It is the 20th anniversary of Princess Diana’s death on August 31, and the world is already awash with headlines and documentaries about her life.
Next Sunday, Channel 4 is set to air Diana: In Her Own Words.
The 90-minute programme features footage previously unaired in the UK, with Diana speaking extremely candidly about the trials and tribulations of her life after meeting Charles.
The footage was shot by Diana’s speech coach, Peter Settelen, between 1992 and 1993.
He has chosen not to appear in the documentary, which is already causing controversy before it screens.
Explaining why Settelen has passed on the tapes, his solicitor stated: “For the past 15 years Peter has been reluctant to show the tapes.
“But now, coming up to the 20th anniversary, with everyone, including her own children, discussing Diana and revisiting her life, he wants Diana to be able to speak for herself. It’s about giving her a voice.”
The Mail is reporting that Diana’s brother, Earl Charles Spencer, contacted Channel 4 to ask them not to air the film, for fear of the distress it could cause her sons.
It has been publicly condemned by Diana’s close friend Rosa Monckton, who has said: “I think it’s completely inappropriate that they are being shown publicly.
“The tapes should have been sent to the boys. They should definitely have been sent to her sons.
“I just think it is absolutely disgusting.”
Royal biographer Penny Junor has also slammed it.
“This is just another way of exploiting Diana,” she has said. “It’s not what Charles would want and it’s clearly not what the boys would want. It will be deeply hurtful to them.

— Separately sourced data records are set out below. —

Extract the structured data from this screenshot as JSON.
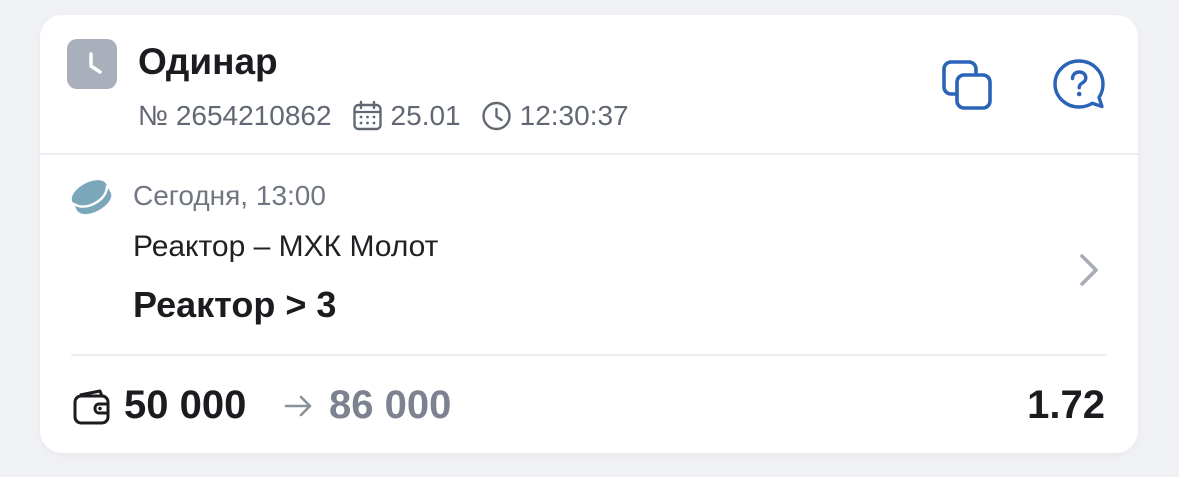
{
  "bet": {
    "type_label": "Одинар",
    "status_icon": "clock-icon",
    "number": "№ 2654210862",
    "date": "25.01",
    "time": "12:30:37"
  },
  "actions": {
    "copy_icon": "copy-icon",
    "help_icon": "help-chat-icon"
  },
  "event": {
    "sport_icon": "hockey-puck-icon",
    "start": "Сегодня, 13:00",
    "teams": "Реактор – МХК Молот",
    "selection": "Реактор > 3"
  },
  "footer": {
    "stake": "50 000",
    "payout": "86 000",
    "odds": "1.72"
  },
  "colors": {
    "accent": "#2b63b8",
    "puck": "#7aa7b9",
    "status_tile": "#a9b0bb",
    "muted_text": "#7c8290"
  }
}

“It seems to me a very bad idea to broadcast these tapes, especially at this difficult time for the family.”
At the time of publishing, Channel 4 has not backed down on its plans to broadcast.

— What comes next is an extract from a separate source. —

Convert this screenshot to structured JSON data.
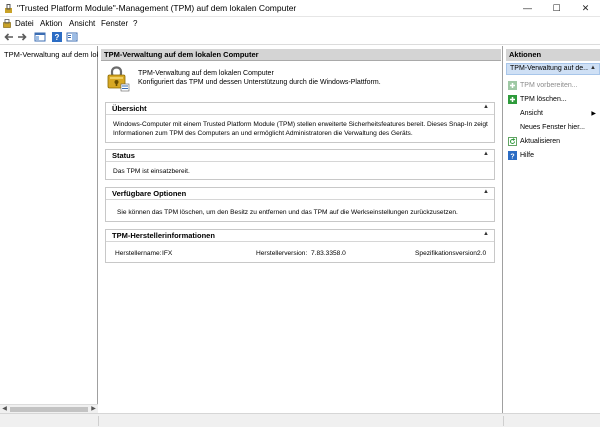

A spokesperson said: “The excerpts from the tapes … are an important historical source.
“We carefully considered all the material used in the documentary and, though the recordings were made in private, the subjects covered are a matter of public record and provide a unique insight into the preparations Diana undertook to gain a public voice and tell her own personal story, which culminated in her later interview for Panorama.”